The train left at 10 30 a.m. and continued to Ashtabula, the final stop of the northern train in the Buckeye state.
Despite the inclement weather and the relatively small population of Ashtabula, enthusiasm abounded, and 3,000 turned out in to see the Friendship Train. Both train and city officials spoke at the ceremony. The Ashtabula donated two refrigerated cars of canned milk. S
From there the train went on to Erie and cities in northern New York and Trenton, New Jersey, ending its journey in New York Harbor where the ships waited.
According to Drew Pearson, a special section of the Friendship Train traveled through Cincinnati arriving there on November 23rd. The Cuvier Press Club sponsored the food drive. Ray Hamilton was chairman of the Friendship Train Committee; Judge Clarence Denning served on the committee; Charles F. Curro was treasurer, and Walter Seinsheimer was secretary.
The city contributed an impressive five boxcars of food. Some of the contributors were the United Italian Society of Greater Cincinnati, Arlington High School, the Italian Relief Society, and the Hamilton Jr. Chamber of Commerce, the Lions Club, and Hughes High School students. The organization Our Lady of Rosary of St. Annes Altar Society and the Women’s Guild of Greenshills sponsored a movie. Children were asked to bring one can of milk for admission and adults were asked to bring two cans.
A ceremony for the departure of the train was held at the train station. The officers for the Friendship Train attended as did Judge Clarence Denning who was representing Mayor Carl Rich, and Major Emmon Shaw who was head of the Army recruiting office. This office collected the food for the city.
The Buckeye state can be rightfully proud of the citizens’ generosity and kindness.
France had thanked every state by sending each one a carload of gifts from the French citizenry. The thank you gifts arrived on the Merci Train. To this day, the boxcar for almost every state is still on display. Ohio’s boxcar is located at Camp Perry, Ohio. A snapshot of it is on Earl Bennett’s web site, www.mercitrain.org
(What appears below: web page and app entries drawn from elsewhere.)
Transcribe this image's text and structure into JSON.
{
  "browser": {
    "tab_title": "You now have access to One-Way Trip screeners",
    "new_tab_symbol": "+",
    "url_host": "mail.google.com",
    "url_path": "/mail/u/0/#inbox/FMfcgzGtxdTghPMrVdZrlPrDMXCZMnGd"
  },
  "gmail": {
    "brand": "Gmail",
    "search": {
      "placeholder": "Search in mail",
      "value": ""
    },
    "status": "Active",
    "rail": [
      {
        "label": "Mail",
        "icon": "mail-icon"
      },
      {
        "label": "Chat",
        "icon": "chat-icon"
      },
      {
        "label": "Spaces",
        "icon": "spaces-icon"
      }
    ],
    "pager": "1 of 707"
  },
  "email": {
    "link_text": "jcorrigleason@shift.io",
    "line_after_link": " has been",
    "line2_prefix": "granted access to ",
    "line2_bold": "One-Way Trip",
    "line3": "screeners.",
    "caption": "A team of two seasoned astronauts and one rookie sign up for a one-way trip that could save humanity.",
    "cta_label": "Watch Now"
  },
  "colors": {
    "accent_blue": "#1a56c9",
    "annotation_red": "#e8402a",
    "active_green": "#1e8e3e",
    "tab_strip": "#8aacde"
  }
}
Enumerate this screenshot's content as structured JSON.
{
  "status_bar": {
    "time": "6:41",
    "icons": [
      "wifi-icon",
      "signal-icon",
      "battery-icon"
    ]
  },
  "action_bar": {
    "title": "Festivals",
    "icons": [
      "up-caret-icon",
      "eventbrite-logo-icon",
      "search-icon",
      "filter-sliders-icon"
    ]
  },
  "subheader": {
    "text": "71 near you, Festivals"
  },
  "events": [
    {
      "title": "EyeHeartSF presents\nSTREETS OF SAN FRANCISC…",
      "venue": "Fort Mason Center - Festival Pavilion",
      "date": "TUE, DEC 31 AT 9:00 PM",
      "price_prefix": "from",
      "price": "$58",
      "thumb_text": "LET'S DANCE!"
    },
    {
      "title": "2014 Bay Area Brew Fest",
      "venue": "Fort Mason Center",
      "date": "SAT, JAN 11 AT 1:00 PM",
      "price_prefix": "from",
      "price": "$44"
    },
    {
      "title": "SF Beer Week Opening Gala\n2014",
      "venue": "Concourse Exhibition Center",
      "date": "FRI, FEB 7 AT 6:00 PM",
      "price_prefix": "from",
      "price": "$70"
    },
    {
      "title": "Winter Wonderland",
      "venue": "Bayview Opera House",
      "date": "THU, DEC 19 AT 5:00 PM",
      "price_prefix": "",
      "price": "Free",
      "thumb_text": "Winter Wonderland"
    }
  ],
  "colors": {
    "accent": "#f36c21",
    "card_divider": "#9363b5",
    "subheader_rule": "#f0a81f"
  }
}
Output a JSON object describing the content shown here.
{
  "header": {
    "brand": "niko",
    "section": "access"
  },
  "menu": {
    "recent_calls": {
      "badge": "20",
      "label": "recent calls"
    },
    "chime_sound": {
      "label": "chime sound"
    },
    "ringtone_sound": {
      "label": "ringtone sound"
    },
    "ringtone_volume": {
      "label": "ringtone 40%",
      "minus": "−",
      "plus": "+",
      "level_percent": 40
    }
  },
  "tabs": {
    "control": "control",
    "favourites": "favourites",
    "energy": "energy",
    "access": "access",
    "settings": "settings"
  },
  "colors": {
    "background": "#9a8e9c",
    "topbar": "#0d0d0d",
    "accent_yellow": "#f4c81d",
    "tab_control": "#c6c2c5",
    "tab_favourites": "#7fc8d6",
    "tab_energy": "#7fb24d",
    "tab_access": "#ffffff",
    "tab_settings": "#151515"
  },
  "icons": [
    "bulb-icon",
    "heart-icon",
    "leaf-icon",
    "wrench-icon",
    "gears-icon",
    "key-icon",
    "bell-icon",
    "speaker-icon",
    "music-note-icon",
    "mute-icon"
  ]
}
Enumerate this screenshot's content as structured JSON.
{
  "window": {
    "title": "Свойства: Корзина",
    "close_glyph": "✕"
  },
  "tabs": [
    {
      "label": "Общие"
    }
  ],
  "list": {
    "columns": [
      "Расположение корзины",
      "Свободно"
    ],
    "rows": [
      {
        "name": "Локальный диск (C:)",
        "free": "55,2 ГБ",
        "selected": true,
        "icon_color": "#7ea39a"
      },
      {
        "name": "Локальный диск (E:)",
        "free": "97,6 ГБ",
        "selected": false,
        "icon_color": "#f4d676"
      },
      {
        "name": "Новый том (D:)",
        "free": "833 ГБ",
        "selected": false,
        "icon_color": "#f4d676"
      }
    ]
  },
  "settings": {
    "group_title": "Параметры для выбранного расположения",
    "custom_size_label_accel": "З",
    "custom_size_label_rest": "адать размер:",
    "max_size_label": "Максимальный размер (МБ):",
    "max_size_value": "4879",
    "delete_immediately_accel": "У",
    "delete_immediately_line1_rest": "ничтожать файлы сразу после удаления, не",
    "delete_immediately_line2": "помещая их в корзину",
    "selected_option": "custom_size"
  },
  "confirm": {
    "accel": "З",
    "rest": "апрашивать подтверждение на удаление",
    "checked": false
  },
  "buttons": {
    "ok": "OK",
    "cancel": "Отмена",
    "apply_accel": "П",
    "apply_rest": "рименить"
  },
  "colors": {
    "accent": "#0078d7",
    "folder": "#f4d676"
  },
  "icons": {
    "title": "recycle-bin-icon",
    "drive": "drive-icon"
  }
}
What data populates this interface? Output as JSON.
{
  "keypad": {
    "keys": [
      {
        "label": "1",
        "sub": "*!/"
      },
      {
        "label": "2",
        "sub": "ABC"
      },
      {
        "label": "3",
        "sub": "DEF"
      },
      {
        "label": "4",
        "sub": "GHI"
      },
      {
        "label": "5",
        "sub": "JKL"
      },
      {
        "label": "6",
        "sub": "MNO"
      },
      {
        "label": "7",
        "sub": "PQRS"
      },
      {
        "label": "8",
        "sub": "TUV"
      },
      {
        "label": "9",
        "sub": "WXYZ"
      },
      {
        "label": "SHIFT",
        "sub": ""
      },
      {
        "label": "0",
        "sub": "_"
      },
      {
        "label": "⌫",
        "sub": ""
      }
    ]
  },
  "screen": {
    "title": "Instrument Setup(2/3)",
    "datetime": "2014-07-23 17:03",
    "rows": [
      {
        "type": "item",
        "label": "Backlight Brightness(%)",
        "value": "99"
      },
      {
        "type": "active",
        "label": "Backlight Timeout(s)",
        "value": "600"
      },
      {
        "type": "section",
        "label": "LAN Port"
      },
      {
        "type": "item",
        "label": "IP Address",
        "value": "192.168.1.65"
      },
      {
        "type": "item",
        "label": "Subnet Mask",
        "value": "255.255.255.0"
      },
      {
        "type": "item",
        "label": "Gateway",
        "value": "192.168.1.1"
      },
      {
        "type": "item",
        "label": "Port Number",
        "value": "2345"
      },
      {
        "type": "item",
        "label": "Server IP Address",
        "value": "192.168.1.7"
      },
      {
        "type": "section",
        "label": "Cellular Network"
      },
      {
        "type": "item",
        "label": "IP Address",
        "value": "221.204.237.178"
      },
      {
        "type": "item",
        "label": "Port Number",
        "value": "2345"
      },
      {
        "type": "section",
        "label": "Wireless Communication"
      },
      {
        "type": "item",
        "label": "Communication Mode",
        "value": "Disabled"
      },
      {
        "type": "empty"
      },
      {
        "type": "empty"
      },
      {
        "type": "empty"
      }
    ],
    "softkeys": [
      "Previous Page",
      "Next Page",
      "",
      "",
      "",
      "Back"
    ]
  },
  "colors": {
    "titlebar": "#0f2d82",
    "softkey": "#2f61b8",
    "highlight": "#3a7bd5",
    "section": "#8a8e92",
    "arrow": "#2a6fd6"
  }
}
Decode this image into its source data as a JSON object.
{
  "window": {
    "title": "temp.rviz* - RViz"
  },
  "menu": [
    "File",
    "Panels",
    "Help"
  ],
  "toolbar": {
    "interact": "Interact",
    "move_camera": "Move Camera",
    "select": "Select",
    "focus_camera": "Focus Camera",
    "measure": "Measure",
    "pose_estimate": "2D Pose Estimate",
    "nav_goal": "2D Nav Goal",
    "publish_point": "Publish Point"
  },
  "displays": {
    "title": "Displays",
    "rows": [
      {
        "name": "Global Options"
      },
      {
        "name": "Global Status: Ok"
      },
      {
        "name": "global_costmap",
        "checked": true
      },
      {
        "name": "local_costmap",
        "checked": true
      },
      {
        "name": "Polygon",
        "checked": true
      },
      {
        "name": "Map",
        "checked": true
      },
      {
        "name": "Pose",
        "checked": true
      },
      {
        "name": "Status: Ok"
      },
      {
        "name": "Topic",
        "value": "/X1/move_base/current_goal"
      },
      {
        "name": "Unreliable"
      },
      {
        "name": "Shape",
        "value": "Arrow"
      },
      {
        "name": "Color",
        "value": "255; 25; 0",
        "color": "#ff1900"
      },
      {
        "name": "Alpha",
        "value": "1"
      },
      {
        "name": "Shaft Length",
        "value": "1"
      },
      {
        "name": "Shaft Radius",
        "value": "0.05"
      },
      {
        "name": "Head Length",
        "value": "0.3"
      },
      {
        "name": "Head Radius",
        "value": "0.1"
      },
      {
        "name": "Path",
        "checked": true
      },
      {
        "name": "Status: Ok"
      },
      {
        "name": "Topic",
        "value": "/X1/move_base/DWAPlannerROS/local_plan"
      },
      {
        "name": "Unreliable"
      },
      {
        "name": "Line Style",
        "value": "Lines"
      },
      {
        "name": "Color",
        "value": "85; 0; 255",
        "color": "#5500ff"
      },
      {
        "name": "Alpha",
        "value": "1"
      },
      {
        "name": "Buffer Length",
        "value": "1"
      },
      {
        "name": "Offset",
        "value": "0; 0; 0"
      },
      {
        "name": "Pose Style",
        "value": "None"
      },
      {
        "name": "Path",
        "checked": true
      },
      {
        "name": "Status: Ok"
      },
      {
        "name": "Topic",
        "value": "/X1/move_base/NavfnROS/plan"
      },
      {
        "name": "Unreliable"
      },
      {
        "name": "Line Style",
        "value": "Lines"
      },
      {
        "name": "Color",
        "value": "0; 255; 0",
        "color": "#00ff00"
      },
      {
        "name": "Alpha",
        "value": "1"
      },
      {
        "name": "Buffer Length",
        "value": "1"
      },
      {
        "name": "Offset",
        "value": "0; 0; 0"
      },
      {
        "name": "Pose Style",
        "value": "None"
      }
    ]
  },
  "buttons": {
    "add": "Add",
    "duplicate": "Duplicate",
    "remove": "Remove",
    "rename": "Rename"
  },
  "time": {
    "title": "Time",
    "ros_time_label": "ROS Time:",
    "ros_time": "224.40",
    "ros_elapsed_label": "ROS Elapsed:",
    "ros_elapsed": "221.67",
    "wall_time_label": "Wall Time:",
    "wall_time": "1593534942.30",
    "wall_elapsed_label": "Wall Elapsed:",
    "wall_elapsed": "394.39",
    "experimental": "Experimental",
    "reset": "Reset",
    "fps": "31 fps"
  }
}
“4 Box Cars Filled to Rafters,” “Crowd Stands In Rain to Hear Area Praised for Food Gifts,” Mansfield News- Journal, Nov. 16, 1947: 1.
”300 Watch Food Train Despite Rain” Mansfield News- Journal, Nov. 15, 1947: 1+.
“Appeal for Donations to Friendship Train By Cincinnatian, Who Appeals Knowingly”
“Area Towns Add Foodstuffs For Friendship Train” Toledo Blade Nov. 13, 1947: 1.
“Butler County Gives Carload of Wheat” Cincinnati Enquirer: Nov. 23: 2.
“Fourth Section Of Friendship Train Is Due; To Pick Up Five Boxcars Of Food Today” Cincinnati Enquirer Nov. 24: 2.
“Friday Is Dead Line For Gifts To Go On Friendship Train” Cincinnati Enquirer Nov. 11, 1947: 5.
“Friendship Train Gifts To Europe Asked Here” Columbus Dispatch Nov. 9, 1947: B-7.
“Friendship Train Takes 5 More Carloads In Toledo” Toledo Blade Nov. 17, 1947:17.
“Friendship Train To Arrive In Cincinnati On Saturday: Food Group Readies Plans” Cincinnati Enquirer Nov. 16, 1947: 14.
“Many Groups Send Offers Of Friendship Train Food; Date For Arrival Revealed” Cincinnati Enquirer Nov. 13, 1947: 1.
“Mayor Calls For Organization To Support Friendship Train” Cincinnati Enquirer Nov. 12, 1947: 2. “Rich Proclaims Week For Friendship Train” Cincinnati Enquirer Nov. 15, 1947: 3.
Mansfield News- Journal, Nov. 16, 1947: 1.
Toledo Blade Nov. 17, 1947: 17.
“Five Boxcars Of Generosity” Cincinnati Enquirer Nov. 25, 1947: 12.
Nov. 22, 5:
Times-Star Nov. 17: 1947: 14.
“Zanesville To Load Car For Friendship Train” Nov. 11, 1947: 1.
“Zanesville Sending Carload of Food For Starving Children of Europe” Zanesville News Nov 11, 1947: 1.
any additional information which would add to this state's
Train was the genesis for the French Merci Train. Website www.mercitrain.org has information about that train.
to Friendship Train History by State